VIVARINI, ANTONIO (Antonio of Murano) was probably the earliest of this family. He came from the school of Andrea da Murano, and his works show the influence of Gentile da Fabriano. The earliest known date of a picture of his, an altar-piece in the Venetian academy, is 1440; the latest, in the Lateran museum, 1464, but he appears to have been alive in 1470. He worked in company with a certain " Joannes de Alemania," who has been (with considerable doubt) regarded as a brother (Giovanni of Murano), but no trace of this painter exists of a date later than 1447. After 1447 Antonio painted either alone or in combination with his younger brother Bartolommeo. The works of Antonio are well drawn for their epoch, with a certain noticeable degree of softness, and with good flesh and other tints. Three of his principal paintings are the " Virgin Enthroned with the Four Doctors of the Church," the " Coronation of the Virgin," and " Sts Peter and Jerome." The first two (in which Giovanni co-operated) are in the Venetian academy, the third in the National Gallery, London.
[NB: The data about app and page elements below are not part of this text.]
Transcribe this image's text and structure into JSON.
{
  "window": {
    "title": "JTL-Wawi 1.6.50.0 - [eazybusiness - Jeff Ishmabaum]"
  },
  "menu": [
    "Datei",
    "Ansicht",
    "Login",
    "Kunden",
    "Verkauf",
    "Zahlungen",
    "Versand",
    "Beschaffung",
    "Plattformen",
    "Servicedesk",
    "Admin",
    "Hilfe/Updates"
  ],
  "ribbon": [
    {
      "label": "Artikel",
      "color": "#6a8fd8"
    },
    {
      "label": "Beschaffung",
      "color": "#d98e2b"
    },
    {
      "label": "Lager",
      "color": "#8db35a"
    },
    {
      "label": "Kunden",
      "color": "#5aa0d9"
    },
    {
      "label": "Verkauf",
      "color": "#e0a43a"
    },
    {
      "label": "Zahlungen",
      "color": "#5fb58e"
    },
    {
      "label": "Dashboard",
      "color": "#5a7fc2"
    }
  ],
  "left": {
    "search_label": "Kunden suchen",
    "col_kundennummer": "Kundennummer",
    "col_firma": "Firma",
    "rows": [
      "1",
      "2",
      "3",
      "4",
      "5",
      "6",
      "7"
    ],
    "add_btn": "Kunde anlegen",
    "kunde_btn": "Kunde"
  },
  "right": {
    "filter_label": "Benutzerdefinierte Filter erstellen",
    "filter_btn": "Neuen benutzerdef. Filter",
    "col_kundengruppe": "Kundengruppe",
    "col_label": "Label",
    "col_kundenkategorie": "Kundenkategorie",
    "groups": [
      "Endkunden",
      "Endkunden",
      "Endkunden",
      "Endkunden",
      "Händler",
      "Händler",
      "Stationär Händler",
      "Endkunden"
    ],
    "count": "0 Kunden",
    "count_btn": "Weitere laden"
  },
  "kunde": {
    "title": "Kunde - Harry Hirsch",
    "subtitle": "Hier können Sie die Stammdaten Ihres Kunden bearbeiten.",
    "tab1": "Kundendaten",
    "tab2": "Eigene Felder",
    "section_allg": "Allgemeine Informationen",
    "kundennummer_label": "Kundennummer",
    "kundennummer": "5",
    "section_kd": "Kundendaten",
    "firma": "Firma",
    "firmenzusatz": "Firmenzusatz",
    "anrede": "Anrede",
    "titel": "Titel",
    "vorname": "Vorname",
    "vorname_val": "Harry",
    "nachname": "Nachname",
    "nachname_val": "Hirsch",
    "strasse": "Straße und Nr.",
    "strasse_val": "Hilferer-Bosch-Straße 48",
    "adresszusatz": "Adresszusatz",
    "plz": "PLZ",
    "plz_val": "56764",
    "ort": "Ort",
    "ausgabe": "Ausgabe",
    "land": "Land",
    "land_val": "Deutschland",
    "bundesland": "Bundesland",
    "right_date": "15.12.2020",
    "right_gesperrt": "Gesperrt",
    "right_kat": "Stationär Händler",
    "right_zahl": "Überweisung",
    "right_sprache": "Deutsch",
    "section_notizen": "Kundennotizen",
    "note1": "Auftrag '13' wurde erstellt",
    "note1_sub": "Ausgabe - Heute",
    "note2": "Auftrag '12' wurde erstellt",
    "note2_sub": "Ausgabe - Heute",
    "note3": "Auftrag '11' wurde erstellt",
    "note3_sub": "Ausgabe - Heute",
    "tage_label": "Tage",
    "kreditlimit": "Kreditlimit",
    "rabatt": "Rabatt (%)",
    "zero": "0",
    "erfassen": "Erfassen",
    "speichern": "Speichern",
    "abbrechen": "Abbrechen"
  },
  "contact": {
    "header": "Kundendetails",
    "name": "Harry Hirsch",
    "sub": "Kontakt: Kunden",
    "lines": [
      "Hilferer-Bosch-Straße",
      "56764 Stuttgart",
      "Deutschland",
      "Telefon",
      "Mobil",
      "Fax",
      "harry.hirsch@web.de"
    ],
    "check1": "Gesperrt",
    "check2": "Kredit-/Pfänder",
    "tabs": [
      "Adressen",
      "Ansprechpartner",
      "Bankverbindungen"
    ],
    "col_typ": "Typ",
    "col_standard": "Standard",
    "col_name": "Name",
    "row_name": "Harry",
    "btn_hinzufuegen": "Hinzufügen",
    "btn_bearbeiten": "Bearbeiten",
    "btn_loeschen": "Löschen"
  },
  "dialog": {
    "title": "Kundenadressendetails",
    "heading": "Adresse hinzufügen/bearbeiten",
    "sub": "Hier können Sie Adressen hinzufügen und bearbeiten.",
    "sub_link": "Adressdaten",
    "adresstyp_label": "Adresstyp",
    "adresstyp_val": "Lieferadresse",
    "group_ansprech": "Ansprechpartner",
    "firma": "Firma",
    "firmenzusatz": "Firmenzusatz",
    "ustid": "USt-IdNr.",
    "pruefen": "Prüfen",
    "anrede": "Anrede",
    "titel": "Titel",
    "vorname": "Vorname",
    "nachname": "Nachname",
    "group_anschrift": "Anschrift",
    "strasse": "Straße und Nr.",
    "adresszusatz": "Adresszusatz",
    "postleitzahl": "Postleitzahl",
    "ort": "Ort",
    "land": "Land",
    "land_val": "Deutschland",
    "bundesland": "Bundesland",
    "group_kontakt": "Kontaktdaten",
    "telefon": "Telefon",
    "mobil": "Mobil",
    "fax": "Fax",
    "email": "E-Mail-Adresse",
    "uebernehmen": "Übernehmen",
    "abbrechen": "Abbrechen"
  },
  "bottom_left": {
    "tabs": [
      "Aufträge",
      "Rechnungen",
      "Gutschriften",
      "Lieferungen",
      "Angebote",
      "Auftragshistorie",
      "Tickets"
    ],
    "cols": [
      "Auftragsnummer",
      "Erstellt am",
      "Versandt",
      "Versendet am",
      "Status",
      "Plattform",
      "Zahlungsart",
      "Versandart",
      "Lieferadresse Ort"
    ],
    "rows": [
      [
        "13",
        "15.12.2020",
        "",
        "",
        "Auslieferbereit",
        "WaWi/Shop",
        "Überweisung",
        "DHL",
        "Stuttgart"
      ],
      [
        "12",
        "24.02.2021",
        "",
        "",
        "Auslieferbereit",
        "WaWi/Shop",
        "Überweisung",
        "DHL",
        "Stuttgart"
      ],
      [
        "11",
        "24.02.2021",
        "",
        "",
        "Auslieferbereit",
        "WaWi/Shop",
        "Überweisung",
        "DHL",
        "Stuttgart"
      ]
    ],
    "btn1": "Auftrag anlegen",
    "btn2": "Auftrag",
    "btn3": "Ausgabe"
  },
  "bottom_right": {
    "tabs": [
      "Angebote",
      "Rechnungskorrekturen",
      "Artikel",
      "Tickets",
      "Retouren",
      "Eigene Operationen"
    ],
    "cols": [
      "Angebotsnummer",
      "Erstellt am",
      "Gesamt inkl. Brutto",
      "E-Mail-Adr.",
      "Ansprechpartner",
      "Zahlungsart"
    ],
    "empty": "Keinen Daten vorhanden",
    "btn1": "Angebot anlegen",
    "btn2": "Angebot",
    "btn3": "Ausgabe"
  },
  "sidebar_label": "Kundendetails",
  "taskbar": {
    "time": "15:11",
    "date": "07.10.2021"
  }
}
This gallery contains also specimens of the two under-named painters.
Note - this article incorporates content from Encyclopaedia Britannica, Eleventh Edition, (1910-1911)